philosopher on the payroll. Philosophy was thought of as a normal,
3:49
 
basic activity – rather than as an unusual, esoteric, optional extra.
3:54
 
Nowadays, it’s not so much that we overtly deny this thought but we
3:58
 
just don’t have the right institutions set up to promulgate wisdom
4:02
 
coherently in the world. In the future, though, when the value of
 
philosophy* is a little clearer, we can expect to meet more
4:09
 
philosophers in daily life. They won’t be locked up, living mainly in
4:12
 
university departments, because the points at which our unwisdom bites
4:16
 
– and messes up our lives – are multiple and urgently need attention -

Wednesday, January 10, 2018

Fantasyland

When did America become untethered from reality?

I first noticed our national lurch toward fantasy in 2004, after President George W. Bush’s political mastermind, Karl Rove, came up with the remarkable phrase reality-based community. People in “the reality-based community,” he told a reporter, “believe that solutions emerge from your judicious study of discernible reality … That’s not the way the world really works anymore.” A year later, The Colbert Report went on the air. In the first few minutes of the first episode, Stephen Colbert, playing his right-wing-populist commentator character, performed a feature called “The Word.” His first selection: truthiness. “Now, I’m sure some of the ‘word police,’ the ‘wordinistas’ over at Webster’s, are gonna say, ‘Hey, that’s not a word!’ Well, anybody who knows me knows that I’m no fan of dictionaries or reference books. They’re elitist. Constantly telling us what is or isn’t true. Or what did or didn’t happen. Who’s Britannica to tell me the Panama Canal was finished in 1914? If I wanna say it happened in 1941, that’s my right. I don’t trust books—they’re all fact, no heart … Face it, folks, we are a divided nation … divided between those who think with their head and those who know with their heart … Because that’s where the truth comes from, ladies and gentlemen—the gut.”

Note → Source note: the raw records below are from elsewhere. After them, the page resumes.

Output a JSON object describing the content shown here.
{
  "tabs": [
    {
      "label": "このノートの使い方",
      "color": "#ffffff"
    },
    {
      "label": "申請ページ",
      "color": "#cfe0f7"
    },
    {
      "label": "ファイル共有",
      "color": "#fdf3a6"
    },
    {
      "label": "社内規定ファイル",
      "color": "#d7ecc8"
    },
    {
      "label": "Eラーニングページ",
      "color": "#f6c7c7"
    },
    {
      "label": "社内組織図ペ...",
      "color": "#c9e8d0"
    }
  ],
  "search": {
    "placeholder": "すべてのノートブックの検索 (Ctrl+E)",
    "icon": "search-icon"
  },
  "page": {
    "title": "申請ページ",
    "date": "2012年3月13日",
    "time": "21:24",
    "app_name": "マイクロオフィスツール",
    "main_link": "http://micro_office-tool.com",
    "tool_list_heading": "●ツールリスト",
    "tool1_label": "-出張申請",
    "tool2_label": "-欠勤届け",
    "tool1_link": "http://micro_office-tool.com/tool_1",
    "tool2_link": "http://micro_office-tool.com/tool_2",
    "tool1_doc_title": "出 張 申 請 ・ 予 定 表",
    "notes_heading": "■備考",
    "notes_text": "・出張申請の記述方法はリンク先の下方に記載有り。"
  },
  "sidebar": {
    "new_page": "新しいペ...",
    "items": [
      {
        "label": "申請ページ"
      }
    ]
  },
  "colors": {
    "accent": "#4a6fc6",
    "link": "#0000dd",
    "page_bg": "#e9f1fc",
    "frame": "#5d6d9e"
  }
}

Whoa, yes, I thought: exactly. America had changed since I was young, when truthiness and reality-based community wouldn’t have made any sense as jokes. For all the fun, and all the many salutary effects of the 1960s—the main decade of my childhood—I saw that those years had also been the big-bang moment for truthiness. And if the ’60s amounted to a national nervous breakdown, we are probably mistaken to consider ourselves over it.

Each of us is on a spectrum somewhere between the poles of rational and irrational. We all have hunches we can’t prove and superstitions that make no sense. Some of my best friends are very religious, and others believe in dubious conspiracy theories. What’s problematic is going overboard—letting the subjective entirely override the objective; thinking and acting as if opinions and feelings are just as true as facts. The American experiment, the original embodiment of the great Enlightenment idea of intellectual freedom, whereby every individual is welcome to believe anything she wishes, has metastasized out of control. From the start, our ultra-individualism was attached to epic dreams, sometimes epic fantasies—every American one of God’s chosen people building a custom-made utopia, all of us free to reinvent ourselves by imagination and will. In America nowadays, those more exciting parts of the Enlightenment idea have swamped the sober, rational, empirical parts. Little by little for centuries, then more and more and faster and faster during the past half century, we Americans have given ourselves over to all kinds of magical thinking, anything-goes relativism, and belief in fanciful explanation—small and large fantasies that console or thrill or terrify us. And most of us haven’t realized how far-reaching our strange new normal has become... (continues)

Kurt Andersen